By Amelia Robinson
For the most part, we'd like to think Dayton residents are a pretty friendly bunch, but there are just a few things that will set us off instantly. We wouldn't go as far as to qualify mention of any of these as instant betrayal, but that wouldn't be far off. Whether you're a politician or a casual tourist, avoid these conversational gaffes to stay on our good side, and we promise, we'll become great friends.
Dayton let out a collective "Oh no he didn't" when Republican presidential candidate Marco Rubio praised the Wright Brothers for the airplane and described them as “two brothers from Kitty Hawk, North Carolina ” during a Detroit Economic Club speech.
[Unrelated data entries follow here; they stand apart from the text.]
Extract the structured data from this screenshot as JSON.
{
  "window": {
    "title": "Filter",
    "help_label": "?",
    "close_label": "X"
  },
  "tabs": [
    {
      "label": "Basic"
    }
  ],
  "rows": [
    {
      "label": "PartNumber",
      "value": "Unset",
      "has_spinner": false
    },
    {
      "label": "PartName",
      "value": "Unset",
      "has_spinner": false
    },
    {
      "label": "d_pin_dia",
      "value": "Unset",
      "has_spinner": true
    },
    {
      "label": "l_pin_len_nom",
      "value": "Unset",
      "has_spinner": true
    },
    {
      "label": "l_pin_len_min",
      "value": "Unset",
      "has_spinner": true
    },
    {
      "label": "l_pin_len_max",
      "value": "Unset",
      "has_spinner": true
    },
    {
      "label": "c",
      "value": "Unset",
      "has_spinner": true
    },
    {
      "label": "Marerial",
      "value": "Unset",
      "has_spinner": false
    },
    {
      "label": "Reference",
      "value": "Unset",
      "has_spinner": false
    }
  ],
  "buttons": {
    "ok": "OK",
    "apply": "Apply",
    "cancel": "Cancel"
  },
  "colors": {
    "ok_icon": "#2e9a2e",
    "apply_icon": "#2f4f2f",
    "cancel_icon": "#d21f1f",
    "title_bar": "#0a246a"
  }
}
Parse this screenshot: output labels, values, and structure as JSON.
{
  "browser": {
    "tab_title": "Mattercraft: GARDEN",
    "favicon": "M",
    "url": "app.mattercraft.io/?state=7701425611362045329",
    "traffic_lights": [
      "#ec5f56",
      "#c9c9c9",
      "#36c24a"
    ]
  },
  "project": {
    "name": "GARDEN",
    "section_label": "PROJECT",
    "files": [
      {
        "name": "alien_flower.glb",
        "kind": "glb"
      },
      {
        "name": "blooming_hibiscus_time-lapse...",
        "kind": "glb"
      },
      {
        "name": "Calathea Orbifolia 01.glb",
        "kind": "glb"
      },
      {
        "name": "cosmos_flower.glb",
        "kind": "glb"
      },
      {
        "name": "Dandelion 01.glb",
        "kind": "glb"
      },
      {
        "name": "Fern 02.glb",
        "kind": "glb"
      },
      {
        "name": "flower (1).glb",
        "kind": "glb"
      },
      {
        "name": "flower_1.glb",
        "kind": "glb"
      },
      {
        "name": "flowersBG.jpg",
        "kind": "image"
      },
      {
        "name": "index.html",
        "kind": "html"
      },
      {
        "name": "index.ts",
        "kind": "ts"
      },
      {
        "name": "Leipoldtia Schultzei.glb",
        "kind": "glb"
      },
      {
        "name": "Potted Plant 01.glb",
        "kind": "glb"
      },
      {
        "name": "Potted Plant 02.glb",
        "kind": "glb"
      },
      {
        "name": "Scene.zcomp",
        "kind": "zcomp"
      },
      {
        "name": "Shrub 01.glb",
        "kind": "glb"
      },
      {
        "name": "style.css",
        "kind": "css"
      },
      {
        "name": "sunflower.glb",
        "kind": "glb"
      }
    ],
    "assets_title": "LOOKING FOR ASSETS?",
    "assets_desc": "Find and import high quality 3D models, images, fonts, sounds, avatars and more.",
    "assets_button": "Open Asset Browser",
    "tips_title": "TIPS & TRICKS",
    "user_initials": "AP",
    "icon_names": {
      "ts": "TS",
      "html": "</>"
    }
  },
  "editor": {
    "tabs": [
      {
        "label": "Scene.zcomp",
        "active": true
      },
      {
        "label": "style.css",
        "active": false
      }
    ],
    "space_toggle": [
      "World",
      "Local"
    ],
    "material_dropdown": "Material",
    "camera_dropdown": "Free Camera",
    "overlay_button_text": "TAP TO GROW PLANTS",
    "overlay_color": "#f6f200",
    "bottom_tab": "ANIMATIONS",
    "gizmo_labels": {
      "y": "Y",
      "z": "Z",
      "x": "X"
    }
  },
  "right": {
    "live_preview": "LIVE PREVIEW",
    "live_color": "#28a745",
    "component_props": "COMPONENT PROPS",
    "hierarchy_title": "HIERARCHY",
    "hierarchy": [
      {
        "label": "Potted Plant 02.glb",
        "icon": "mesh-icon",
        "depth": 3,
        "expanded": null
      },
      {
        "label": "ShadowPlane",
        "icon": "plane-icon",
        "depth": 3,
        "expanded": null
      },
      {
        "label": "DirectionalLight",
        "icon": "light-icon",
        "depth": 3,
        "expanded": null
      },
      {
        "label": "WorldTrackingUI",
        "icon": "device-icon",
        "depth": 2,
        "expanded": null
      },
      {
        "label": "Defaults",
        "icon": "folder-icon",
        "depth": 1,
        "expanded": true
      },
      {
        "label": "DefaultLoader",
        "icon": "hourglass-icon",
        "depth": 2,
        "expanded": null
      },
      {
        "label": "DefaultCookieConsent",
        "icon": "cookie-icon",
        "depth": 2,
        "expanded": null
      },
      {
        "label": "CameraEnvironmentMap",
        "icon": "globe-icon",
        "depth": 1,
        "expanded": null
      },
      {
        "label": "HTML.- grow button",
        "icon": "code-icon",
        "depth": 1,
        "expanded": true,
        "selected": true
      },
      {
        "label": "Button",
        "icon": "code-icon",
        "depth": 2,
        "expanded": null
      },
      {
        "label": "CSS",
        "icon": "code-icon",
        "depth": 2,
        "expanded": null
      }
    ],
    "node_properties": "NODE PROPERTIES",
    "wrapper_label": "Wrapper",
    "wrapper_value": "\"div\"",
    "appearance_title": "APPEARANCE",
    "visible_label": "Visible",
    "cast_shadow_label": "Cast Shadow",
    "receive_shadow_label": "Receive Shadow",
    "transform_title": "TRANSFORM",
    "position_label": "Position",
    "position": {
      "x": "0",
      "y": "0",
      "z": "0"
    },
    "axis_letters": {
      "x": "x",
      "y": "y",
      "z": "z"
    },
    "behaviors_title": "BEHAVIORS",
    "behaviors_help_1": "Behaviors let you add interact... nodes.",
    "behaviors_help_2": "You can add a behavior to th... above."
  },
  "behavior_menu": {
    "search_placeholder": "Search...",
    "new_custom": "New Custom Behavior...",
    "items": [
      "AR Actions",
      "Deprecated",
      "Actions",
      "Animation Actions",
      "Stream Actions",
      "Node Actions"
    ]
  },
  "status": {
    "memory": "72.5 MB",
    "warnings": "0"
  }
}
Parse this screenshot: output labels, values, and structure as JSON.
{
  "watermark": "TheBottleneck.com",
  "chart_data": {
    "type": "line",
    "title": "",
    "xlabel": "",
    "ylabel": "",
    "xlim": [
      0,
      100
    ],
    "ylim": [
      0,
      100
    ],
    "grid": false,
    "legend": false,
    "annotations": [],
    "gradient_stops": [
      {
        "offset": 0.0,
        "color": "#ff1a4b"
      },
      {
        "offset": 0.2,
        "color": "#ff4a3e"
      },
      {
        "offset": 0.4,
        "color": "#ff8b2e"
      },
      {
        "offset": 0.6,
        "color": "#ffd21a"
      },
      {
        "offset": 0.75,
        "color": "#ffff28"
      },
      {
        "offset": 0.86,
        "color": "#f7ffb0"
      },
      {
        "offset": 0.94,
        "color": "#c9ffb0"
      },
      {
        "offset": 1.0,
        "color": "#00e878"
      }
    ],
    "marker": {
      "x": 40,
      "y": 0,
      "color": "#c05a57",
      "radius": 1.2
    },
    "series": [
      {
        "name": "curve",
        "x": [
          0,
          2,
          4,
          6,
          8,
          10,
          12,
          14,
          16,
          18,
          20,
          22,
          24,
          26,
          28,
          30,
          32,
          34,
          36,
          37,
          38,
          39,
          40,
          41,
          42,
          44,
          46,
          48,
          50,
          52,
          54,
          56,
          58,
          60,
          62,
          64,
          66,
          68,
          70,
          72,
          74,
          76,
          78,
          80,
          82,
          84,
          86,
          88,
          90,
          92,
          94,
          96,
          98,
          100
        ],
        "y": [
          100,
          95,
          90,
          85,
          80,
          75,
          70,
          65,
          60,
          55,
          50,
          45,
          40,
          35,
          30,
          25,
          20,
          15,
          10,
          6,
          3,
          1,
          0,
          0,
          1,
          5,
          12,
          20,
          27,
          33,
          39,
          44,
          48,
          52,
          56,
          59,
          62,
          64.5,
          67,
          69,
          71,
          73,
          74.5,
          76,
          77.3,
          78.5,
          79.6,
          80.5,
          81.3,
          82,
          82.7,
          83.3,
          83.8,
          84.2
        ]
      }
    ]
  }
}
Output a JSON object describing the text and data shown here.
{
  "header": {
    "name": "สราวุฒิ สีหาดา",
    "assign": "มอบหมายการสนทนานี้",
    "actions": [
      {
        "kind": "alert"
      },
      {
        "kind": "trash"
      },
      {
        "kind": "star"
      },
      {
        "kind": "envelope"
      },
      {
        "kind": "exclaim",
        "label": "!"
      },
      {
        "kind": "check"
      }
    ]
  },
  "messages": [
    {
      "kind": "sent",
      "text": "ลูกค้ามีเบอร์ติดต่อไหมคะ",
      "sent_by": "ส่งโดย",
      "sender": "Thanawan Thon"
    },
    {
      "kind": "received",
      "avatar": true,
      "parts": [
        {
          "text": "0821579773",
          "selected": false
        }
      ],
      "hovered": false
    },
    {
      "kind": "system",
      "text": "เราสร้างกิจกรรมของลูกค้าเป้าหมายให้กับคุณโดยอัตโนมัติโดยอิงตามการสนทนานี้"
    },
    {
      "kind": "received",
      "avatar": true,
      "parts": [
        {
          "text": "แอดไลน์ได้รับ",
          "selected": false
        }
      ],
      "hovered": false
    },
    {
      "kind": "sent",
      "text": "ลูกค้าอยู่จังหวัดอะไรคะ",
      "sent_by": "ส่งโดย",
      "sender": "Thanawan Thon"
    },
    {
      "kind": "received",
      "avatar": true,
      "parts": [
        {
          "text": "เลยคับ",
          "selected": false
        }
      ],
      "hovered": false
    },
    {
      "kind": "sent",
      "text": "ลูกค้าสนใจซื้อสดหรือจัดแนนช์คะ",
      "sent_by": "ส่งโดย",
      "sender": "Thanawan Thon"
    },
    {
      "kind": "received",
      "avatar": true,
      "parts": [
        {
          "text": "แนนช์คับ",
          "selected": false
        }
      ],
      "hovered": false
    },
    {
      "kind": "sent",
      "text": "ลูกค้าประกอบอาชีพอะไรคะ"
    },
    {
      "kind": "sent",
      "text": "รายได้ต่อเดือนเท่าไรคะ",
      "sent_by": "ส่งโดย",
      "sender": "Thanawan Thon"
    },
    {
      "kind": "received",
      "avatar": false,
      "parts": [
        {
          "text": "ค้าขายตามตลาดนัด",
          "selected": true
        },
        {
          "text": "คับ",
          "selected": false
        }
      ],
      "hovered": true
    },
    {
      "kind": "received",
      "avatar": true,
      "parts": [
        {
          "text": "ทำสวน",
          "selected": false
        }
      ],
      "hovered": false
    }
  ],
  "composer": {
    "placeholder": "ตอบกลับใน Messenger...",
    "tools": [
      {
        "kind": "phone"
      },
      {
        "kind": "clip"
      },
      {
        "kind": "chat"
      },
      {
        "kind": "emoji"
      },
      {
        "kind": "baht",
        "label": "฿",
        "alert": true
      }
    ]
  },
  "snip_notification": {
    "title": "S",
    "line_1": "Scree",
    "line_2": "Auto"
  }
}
The senator from Florida made one of the biggest missteps anyone hoping to win over Dayton voters could make. He gave our hometown heroes to that credit-stealing state down south.
Daytonians take the Wrights very, very seriously.
Wilbur may have been born in Indiana, but like Dayton native Orville, was raised and schooled in city. The brother did most of their work here despite what North Carolina would have you believe.
Rubio obviously should take our Which Wright Quiz. They should require it in North Carolina schools.
The thought of those three letters grouped together is enough to make most Daytonians seethe.
Founded here as National Cash Register in 1884, NCR Corp. turkey-kicked Dayton square in the chest with its June 2009 announcement that it would relocate its headquarters and nearly 1,300 jobs to the Atlanta area.
Like Lebron leaving Cleveland, it wasn't that NCR left, it was the Cartman-like way that it happened.
The company dissed Ohio citizens and politicians.
NASA played the role of stupid jerk-face when it decided against retiring one of four shuttles at the National Museum of the United States Air Force in 2011.
The Space Shuttle Exhibit we got instead is nice ( it features NASA's first Crew Compartment Trainer), but it is not a space shuttle.
Don't even think about it.
The base is among the Buckeye State's largest employers with 27,000 military members, civilian and government contractor employees. With its 8,145 acres, it is considered the largest employer at a single site in Ohio.
Wright State grads and supports don't take to kindly to those who screw up the university's name. Vice President Joe Biden learned this when he accidently referred to Wright State as Wayne State during a campaign stop at Wright State. Oops!
Politicians should also probably avoid saying "Wrong State."
Cassano’s or Marion's as the square-cut pizza leader is always up for debate, but don't talk smack about Dayton square-cut style pizza. It is easy to pick up, share and is delicious.